The Biden administration is looking at a shutdown of Michigan’s Line 5 pipeline, White House Deputy Press Secretary Karine Jean-Pierre confirmed to reporters Monday.
“The Army Corps of Engineers is preparing an environmental impact to look through this,” Jean-Pierre said in a press briefing, after denying reports that President Joe Biden is preparing to revoke the Canadian pipeline’s permit — as happened to the Keystone XL pipeline on his first day in office.
A new environmental impact under this administration, however, is often a precursor to the project’s cancellation. Jean-Pierre said the study would “help inform any additional action or position the U.S. will be taking on the replacement of Line 5.”
Politico broke the news Sunday that the White House was actively surveying the market consequences of a shutdown. The Line 5 pipeline operated by the Calgary-based energy company Enbridge transports about 540,000 barrels of crude oil and other petroleum products per day from western Canada through Michigan’s Upper and Lower Peninsula. The pipeline begins in Superior, Wis. and ends in Sarnia, Ontario.
Line 5’s shutdown would deal the biggest blow to Michigan residents, where the project supplies 65 percent of the Upper Peninsula’s propane demand and 55 percent of the entire state’s propane, according to Enbridge. As Americans approach winter with repeated warnings from the Energy Department of higher power prices, propane users will be hardest hit, already expected to pay up to 94 percent more than last year over the six-month heating season, according to season projections from the U.S. Energy Information Administration. By comparison, homes heated by electricity are expected to face up to a 15 percent increase and those heated by natural gas face as much as a 50 percent spike from the year prior. The price shocks could mean hundreds of dollars in higher heating bills.
The quiet deliberations inside the White House provoked more than a dozen Republican lawmakers on Capitol Hill to send a letter demanding the administration hold back.
“As we enter the winter months and temperatures drop across the Midwest, the termination of Line 5 will undoubtedly further exacerbate shortages and price increases in home heating fuels like natural gas and propane at a time when Americans are already facing rapidly rising energy prices, steep home heating costs, global supply shortages, and skyrocketing gas prices,” wrote lead author Rep. Bob Latta, R-Ohio, on Nov. 4, as reported by Politico.
Line 5’s shutdown would follow the late-summer completion of Russia’s Nord Stream 2 feeding natural gas into Germany with Biden’s blessing. The White House waived sanctions for the project’s construction in May enhancing Russian leverage over Europe with its supply of natural gas, as nations too reliant on wind and solar struggle in a low-wind season. The European Union reported in 2019 that 41 percent of member nations’ gas imports came from Russia.

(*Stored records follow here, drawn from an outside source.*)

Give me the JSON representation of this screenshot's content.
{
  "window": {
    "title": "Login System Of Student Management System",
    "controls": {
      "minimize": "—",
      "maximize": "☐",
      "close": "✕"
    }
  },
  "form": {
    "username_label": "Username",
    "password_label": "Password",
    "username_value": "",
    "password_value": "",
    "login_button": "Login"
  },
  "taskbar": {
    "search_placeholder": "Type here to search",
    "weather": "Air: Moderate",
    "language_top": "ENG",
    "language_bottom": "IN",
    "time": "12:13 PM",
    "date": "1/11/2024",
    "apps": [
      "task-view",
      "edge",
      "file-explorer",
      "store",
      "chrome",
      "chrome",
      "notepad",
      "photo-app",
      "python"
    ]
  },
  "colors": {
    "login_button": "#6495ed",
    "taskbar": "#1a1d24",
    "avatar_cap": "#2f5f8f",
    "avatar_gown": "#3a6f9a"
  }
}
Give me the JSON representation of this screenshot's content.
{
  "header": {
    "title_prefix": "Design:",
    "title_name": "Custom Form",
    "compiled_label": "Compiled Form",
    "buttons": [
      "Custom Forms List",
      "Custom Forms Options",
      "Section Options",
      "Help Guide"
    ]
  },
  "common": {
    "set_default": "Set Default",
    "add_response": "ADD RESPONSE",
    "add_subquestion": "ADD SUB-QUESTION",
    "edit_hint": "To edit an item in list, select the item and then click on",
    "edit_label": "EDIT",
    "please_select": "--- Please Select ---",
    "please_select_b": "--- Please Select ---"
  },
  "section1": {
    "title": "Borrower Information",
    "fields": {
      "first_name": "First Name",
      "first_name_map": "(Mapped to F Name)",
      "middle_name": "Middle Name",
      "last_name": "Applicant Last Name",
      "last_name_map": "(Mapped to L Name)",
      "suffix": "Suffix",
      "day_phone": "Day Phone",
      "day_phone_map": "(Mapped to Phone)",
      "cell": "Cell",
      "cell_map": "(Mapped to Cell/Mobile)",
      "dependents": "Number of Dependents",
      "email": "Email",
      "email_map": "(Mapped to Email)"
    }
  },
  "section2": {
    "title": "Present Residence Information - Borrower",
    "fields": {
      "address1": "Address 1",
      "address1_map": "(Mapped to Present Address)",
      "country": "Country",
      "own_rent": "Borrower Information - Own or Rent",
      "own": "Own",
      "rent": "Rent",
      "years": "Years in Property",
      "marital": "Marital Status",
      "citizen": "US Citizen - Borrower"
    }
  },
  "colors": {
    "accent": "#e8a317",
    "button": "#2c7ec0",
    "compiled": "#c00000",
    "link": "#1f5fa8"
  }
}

President Biden has pledged to follow the same formula as European nations faced with an energy crisis after nearly half a dozen banned hydraulic fracturing. Within months Biden has suppressed oil and gas production with a cascade of taxes and regulation leading to high gas prices that the administration concedes it has no plan to bring down.
“At this time, I don’t have anything new to share,” Jean-Pierre said Monday.
The Biden Administration just admitted they have no serious plan to counter high gas prices. pic.twitter.com/btnoq5XSxK
— Daniel Turner (@DanielTurnerPTF) November 8, 2021
Biden himself conceded gas prices at seven-year highs are unlikely to come down until sometime next year.
“I don’t see anything that’s going to happen in the meantime that’s going to significantly reduce gas prices,” Biden said during a CNN town hall last month, placing blame on OPEC for refusing his request to raise oil output after the president’s destruction of domestic production.
President Biden says he expects gas prices will stay high until 2022.
— CNN (@CNN) October 22, 2021
In early October, Enbridge announced the nearly $3 billion-dollar completion of the Line 3 pipeline replacement project in neighboring Minnesota ending at Superior, Wisconsin. The project’s finish came after the U.S. Department of Justice (DOJ) and Environmental Protection Agency (EPA) ordered aging pipelines to be replaced.